Speaking of Peralta, his own extension is certainly worth highlighting. The young righty’s five-year, $15.5 million deal carries minimal downside for the club and comes with enormous potential for surplus value, particularly when considering a pair of club options that would total an eminently reasonable $14 million. It’s the sort of deal that makes agents cringe — Peralta himself even acknowledged that his own representatives advised against the deal — but it’s also hard to see how a 23-year-old who is still more potential than production would find it impossible to say no to that type of life-changing payday. Whether he’s in the ’pen or rotation, Peralta should be able to easily justify the investment with even moderate productivity. For a typically low- to medium-payroll club that just went beyond its traditional comfort zone to extend the face of the franchise, the potential cost efficiency such a contract creates is vital.
2020 Season Outlook
Questions about the Brewers’ pitching staff abound, but that’s nothing new for Stearns, manager Craig Counsell and the rest of the organization’s top decision-makers.

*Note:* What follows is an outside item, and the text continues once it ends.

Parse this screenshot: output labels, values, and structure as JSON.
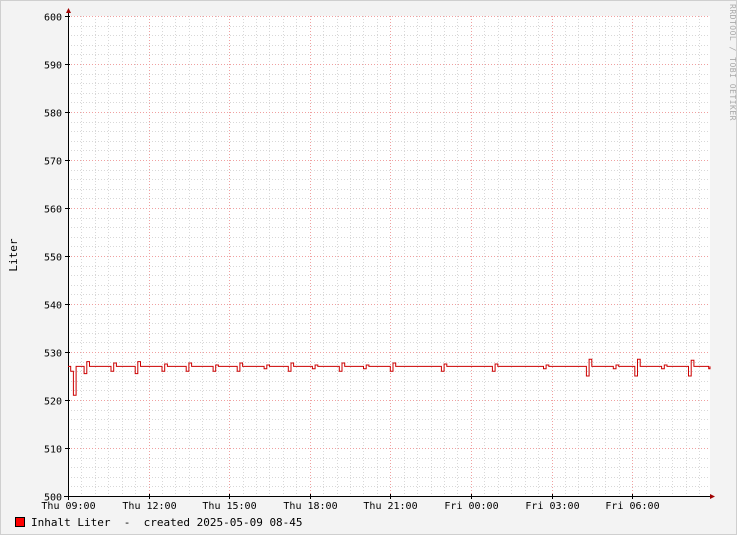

Woodruff has demonstrated top-of-the-rotation potential, and Anderson has generally been a quality rotation stabilizer when healthy (which, admittedly, has been sporadic). There’s reason to dream on any of Houser, Lindblom, Peralta, Burnes or Lauer as a quality mid-rotation piece.
It’s similarly difficult to forecast how things will play out on offense. Milwaukee was a middle-of-the-road club in terms of total runs scored and wRC+ in 2019, and it is losing both Grandal and Moustakas. At the same time, the Brewers will subtract an unthinkably poor chunk of at-bats from Shaw, whose abrupt downturn at the plate caught everyone by surprise. Narvaez provides a pretty nice bat, and Garcia adds some production and upside to the mix. Smoak has plenty of power and a steady glove. It’s easy to see the infield as a strong group if things break right, but there’s readily apparent risk in relying on a group of options that has demonstrated such high levels of volatility in recent seasons.
The Brewers arguably have a wider range of plausible outcomes for their 2020 season than any club in the National League. That’s to be expected for a team whose offseason consisted on short-term, relatively low average annual value bets on what amounts to nearly half its roster. It’s a bulk approach to offseason acquisition the likes of which we haven’t seen in recent years, but perhaps it's one that was necessary for a team with minimal upper-level depth in the minors after depleting the farm via trades in recent years.